It was the fever that concerned her the most. It had lingered a week, despite the 2-year-old boy being given Tylenol. The child’s pediatrician thought blood tests should be done, and the results could be obtained faster if they were done at an ER. So the parents had brought their son to Bryn Mawr Hospital and its chief of pediatric emergency services, Dr. Hazel Guinto-Ocampo.
The parents spoke Spanish and very little English, so Guinto-Ocampo used Main Line Health’s medical translator service. But even that didn’t lead to a clear diagnosis. “All of the symptoms were nonspecific,” she says. “But his parents were certain something was wrong—something more than a cold. I kept asking questions.”
The mother said her little boy was lethargic and not eating well. She told the doctor that she thought his legs were sore. “I could see that he was walking on his own,” says Guinto-Ocampo. “But the mother said, ‘He usually runs.’”
Guinto-Ocampo saw bruises on his legs—fresh bruises made by her own hands minutes earlier during the exam. “And then I thought, ‘Oh, no,’” she admits.

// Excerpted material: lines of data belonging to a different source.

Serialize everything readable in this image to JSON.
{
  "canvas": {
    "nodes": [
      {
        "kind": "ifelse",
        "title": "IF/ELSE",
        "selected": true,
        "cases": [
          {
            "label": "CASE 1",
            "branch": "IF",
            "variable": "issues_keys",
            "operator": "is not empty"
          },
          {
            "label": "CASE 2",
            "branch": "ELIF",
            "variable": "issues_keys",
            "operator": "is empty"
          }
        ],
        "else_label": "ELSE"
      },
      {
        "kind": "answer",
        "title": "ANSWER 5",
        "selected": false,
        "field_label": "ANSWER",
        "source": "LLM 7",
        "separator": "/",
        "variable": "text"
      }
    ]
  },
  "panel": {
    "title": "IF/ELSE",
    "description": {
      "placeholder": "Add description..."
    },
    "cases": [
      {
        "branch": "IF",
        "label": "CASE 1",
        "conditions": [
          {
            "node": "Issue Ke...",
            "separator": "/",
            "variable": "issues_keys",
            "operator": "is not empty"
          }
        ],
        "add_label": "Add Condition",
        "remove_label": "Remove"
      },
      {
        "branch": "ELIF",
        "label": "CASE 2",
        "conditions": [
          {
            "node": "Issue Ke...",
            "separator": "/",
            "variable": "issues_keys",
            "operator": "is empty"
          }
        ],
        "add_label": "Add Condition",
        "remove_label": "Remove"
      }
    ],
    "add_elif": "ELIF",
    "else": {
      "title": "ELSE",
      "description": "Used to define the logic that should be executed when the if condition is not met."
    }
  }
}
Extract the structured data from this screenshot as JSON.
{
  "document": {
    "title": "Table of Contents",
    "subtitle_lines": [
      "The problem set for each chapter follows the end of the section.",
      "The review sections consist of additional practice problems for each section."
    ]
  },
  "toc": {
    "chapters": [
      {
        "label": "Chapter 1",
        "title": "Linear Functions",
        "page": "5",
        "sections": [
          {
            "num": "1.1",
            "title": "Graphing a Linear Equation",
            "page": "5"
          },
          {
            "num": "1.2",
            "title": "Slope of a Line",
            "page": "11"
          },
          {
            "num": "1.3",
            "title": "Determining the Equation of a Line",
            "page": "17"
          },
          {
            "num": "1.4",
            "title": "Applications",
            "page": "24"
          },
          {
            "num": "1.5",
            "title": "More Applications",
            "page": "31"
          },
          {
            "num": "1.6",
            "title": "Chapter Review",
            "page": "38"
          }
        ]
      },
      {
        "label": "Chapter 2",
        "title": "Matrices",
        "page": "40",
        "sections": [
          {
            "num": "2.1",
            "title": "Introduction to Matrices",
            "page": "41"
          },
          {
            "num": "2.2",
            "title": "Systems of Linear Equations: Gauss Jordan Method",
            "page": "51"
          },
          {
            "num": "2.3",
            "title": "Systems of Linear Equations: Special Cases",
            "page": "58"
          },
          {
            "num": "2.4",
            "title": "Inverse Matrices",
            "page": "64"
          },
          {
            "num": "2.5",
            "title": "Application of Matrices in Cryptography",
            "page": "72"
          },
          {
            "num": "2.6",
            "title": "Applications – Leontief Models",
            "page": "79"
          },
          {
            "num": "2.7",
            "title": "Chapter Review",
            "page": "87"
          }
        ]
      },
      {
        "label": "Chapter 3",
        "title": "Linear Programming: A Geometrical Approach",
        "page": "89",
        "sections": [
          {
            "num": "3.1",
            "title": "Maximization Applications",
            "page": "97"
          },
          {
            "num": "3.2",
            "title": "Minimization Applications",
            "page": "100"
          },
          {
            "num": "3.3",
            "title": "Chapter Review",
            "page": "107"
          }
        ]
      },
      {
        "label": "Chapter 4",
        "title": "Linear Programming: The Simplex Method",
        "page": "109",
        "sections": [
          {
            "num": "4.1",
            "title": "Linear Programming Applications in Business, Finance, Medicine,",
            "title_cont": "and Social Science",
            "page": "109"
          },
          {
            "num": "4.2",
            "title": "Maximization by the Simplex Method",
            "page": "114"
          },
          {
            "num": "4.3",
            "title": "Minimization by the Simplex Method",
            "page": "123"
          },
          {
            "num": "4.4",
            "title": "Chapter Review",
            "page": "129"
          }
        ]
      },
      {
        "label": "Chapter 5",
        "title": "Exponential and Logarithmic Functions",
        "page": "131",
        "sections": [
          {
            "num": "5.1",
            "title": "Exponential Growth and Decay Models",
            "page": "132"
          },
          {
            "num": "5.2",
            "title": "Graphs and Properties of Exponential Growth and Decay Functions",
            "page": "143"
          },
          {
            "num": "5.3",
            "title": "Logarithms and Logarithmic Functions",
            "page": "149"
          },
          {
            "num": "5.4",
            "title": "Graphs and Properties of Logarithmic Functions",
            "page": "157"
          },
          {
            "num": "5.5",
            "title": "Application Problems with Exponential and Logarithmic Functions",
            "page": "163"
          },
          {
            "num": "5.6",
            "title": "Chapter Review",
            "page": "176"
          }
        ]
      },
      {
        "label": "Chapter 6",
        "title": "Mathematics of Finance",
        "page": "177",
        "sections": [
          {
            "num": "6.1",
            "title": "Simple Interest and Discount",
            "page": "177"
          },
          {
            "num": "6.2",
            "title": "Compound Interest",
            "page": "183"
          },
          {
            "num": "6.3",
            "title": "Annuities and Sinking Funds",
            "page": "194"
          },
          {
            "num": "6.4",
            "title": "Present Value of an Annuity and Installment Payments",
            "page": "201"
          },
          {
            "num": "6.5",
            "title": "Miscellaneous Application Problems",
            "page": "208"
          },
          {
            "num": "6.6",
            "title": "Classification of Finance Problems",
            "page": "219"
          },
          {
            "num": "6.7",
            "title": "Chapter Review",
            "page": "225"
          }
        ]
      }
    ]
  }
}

Guinto-Ocampo ordered emergency blood work. The results confirmed her hunch: The boy had leukemia. Telling the parents through a translator that their son had cancer was grueling. Guinto-Ocampo had to make them understand the condition and the severity of it. The blood test also showed that their son was severely anemic and had an infection that he couldn’t fight because of the leukemia. “If untreated, he could’ve died within a month from an infection, or bled out from a low blood count,” says Guinto-Ocampo.
But the good news was that leukemia is a curative disease. Guinto-Ocampo arranged for the little boy’s transfer to Nemours/Alfred I. duPont Hospital for Children in Wilmington, Del., which specializes in pediatric cancers, and he immediately began chemotherapy.
Three years later, Guinto-Ocampo walked over to an ER bed to treat a cut on the head of a 5-year-old boy. Before she could ask any questions, the child’s mother began to sob as she hugged Guinto-Ocampo. “She turned to the boy and said, ‘This is the doctor who diagnosed you with leukemia. She saved your life,’” the doctor recalls. “His cancer was completely gone. I thought, ‘This is why we do what we do.’”